How do we know knife crime is an issue in our area?
I have held the position of Chair for the Youth of Walsall since April 2017. Just after I had become Chair, we ran a survey for young people across Walsall asking them what they felt the issues were that needed tackling. Knife crime and gangs were voted the #1 issue with 918 votes out of 5241, followed closely by Safety with 700 votes. In the recent Make Your Mark Youth Survey, 1060 Walsall young people voted to ‘End Knife Crime’ with 196,897 voting to ‘End Knife Crime’ nationally.
Initially, we didn’t think that knife crime was a massive issue within Walsall, however, during the course of June 2017 to January 2018, James Brindley, Reagan Asbury and Rezwan Ali were stabbed and killed in knife attacks. According to the Government’s Serious Violence Strategy, the West Midlands has the highest volume of crimes involving a knife or sharp instrument from September 2014 to September 2017.
To tackle this issue, we decided to apply for funding from the Active Citizens Fund from the Office of the Police and Crime Commissioner to organise and run a knife awareness campaign, ‘Real Knives, Real Lives’. Our campaign is split into three parts:
- Running four workshops with young people referred from Walsall Council’s Youth Justice Service, facilitated by Ray Douglas, a youth violence practitioner and supported by youth workers and Youth of Walsall members.
- Working with Fixers to create a short film that will raise awareness about knife crime. We hope the film will help young people to understand the effects of peer pressure to carry a knife and the effect it has on family. The film will premiere at the West Midlands Police Youth Summit on Tuesday 11th December 2018 and will then be available publicly on Wednesday 12th December 2018. We want everyone to be able to use the film in order to show young people the damaging and long-lasting effects of knife crime.
- Organising arts workshops within schools and planning an art competition for young people around the theme of ‘the effects of knife crime’.
We want to show young people the effect that carrying knives has on their friends, their families and themselves.
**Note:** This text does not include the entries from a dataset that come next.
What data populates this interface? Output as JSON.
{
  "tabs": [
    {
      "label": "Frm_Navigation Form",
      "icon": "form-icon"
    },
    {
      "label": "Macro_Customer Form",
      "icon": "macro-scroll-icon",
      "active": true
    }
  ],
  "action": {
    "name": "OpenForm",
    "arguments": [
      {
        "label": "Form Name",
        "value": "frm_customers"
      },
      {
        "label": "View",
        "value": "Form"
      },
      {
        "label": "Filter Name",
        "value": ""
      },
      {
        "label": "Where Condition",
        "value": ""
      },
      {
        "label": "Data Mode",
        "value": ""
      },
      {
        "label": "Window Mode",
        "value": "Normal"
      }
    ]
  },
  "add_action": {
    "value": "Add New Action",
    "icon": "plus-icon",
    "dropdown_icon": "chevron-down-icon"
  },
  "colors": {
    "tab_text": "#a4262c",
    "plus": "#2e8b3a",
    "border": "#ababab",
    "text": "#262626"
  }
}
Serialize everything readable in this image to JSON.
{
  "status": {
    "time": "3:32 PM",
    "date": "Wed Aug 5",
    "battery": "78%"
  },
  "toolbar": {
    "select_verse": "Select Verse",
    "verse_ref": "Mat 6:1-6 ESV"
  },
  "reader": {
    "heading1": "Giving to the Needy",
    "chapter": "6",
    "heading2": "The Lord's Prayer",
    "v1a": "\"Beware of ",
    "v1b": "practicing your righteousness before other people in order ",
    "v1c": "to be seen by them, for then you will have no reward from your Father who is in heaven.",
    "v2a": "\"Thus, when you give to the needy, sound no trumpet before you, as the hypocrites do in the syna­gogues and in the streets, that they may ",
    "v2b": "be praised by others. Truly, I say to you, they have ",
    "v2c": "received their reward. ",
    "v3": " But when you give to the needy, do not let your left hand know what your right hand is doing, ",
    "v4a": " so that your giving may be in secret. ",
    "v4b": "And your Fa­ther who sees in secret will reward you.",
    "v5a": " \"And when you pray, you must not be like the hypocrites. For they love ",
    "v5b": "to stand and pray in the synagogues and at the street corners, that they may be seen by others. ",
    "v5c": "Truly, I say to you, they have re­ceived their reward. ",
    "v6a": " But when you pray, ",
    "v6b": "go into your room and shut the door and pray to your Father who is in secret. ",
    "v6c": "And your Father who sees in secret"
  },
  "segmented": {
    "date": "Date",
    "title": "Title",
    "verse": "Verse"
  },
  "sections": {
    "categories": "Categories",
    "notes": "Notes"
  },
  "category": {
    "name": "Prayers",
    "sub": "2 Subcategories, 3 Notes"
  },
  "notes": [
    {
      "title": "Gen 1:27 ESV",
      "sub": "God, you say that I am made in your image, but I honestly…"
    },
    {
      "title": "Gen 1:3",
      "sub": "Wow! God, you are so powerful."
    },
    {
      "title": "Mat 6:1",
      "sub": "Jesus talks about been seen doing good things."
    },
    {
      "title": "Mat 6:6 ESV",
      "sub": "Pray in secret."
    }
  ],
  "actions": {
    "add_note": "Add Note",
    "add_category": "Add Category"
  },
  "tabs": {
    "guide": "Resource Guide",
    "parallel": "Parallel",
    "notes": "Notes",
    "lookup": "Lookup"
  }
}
We hope that our campaign will deter young people from carrying knives whether that be through the workshops, through the film or through the art competition.
Ray Douglas asked young people in the workshops ‘What’s your genius?’ This has stayed with me. I believe that every young person has their strengths, every young person has their genius and every young person has something to offer to their town or city, their area and the UK. If we can support young people to focus on their strengths, rather than their weaknesses, that may be the incentive they need to leave the knife life behind and instead try and hone their skills to be a better version of themselves.